Gary C. Comer Geochemistry Building

Concrete and glass structure surrounded by trees with a sprawling green lawn in front. A concrete walkway leads to the building entrance.

The Gary C. Comer Geochemistry Building was constructed at the Lamont-Doherty Earth Observatory to meet the necessity to conduct advanced earth science and environmental research. The building is 67,000 square feet, two stories tall, and houses more than 70 offices and 30 laboratories for scientists, students and support staff.

About the Project

Architect: Payette Associates, Inc

Completion Date: Winter 2008

Square Footage: 63,000 gross square feet

Stories: 2

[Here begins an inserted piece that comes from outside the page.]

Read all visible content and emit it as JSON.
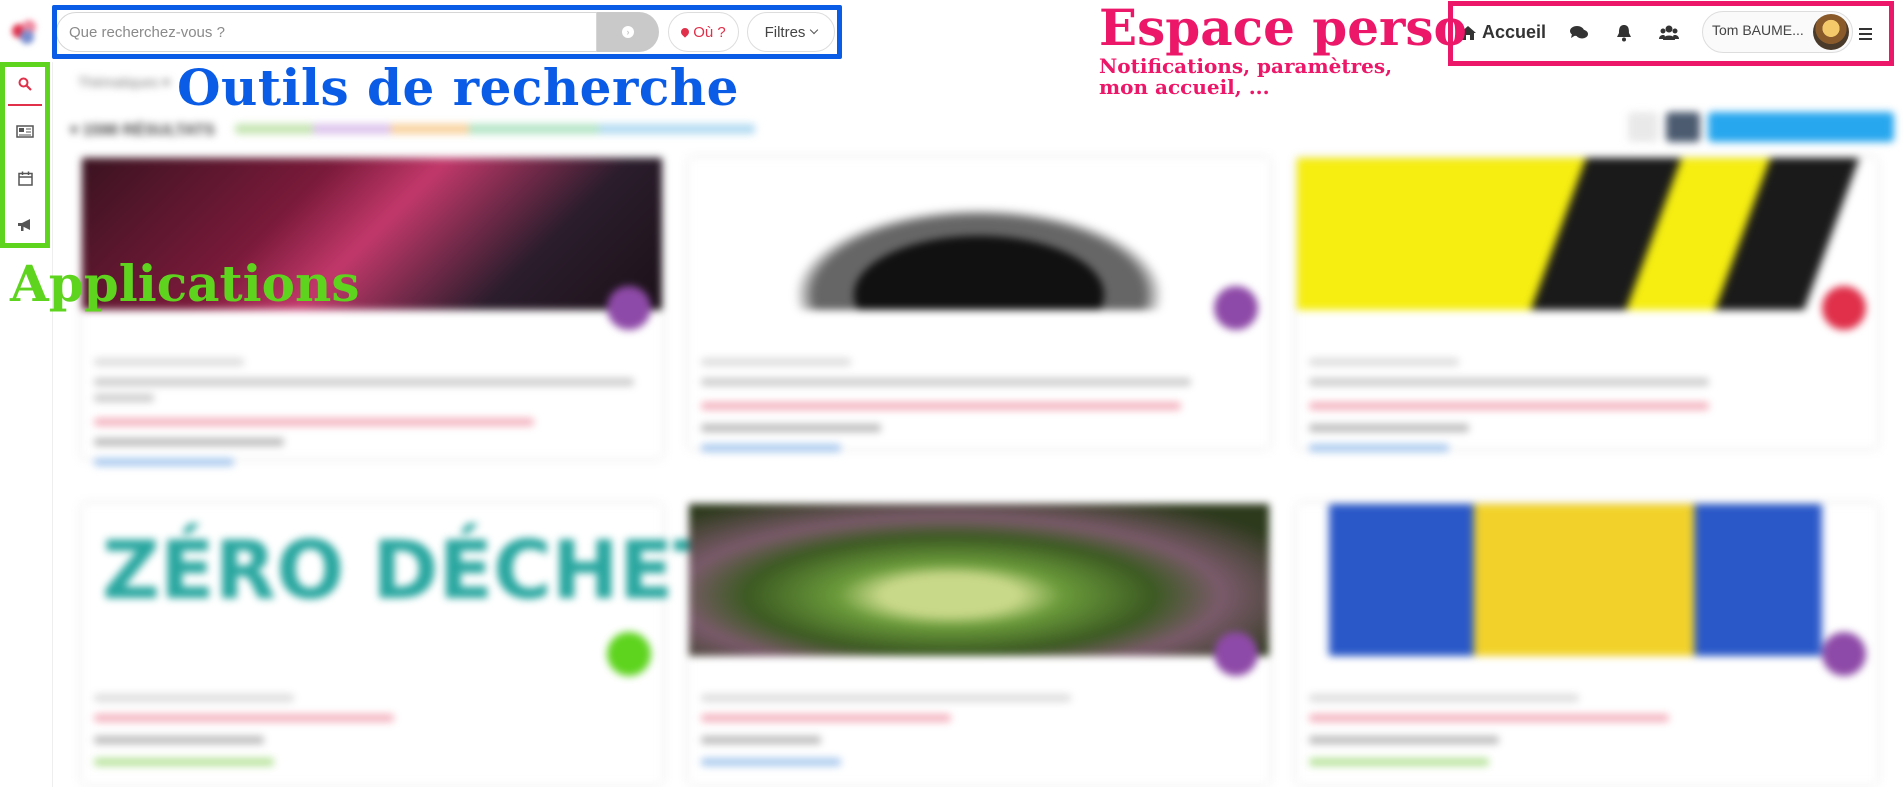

  • LEED Silver Certification
  • Lab of the Year by R&D Daily and the Scientific Equipment and Furniture Association
  • Merit Award for Excellence in Architecture for a New Building by the Society for College and University Planning and the American Institute of Architects Committee on Architecture for Education
  • Sustainable Design Award, sponsored by the Boston Society of Architects Committee on the Environment and the American Institute of Architects
  • LEED Silver Certification
  • Standards outlined by the Labs21 Approach, a voluntary program sponsored by the Environmental Protection Agency and the U.S. Department of Energy to improve the energy efficiency and environmental performance of laboratories
  • Site selection for the conservation of trees, vegetation, open space, and wildlife habitat as well as the mitigation of impact on the Hudson River, Palisades Interstate Park and Lamont Nature Sanctuary view sheds
  • Porous pavement and infiltration systems to collect storm water from the roof and parking lot, reducing runoff by 20% and providing 100% soil contact for pollutant removal
  • Ultra-low-flow plumbing fixtures
  • Irrigation-free landscaping
  • Close proximity to public transportation and bike racks for cyclists
  • Air conditioning system that uses high efficiency chillers with non-depleting refrigerants
  • Occupancy sensors to control lighting and temperatures
  • Energy recovery from the ventilation system
  • Daylight harvesting and high efficiency light fixtures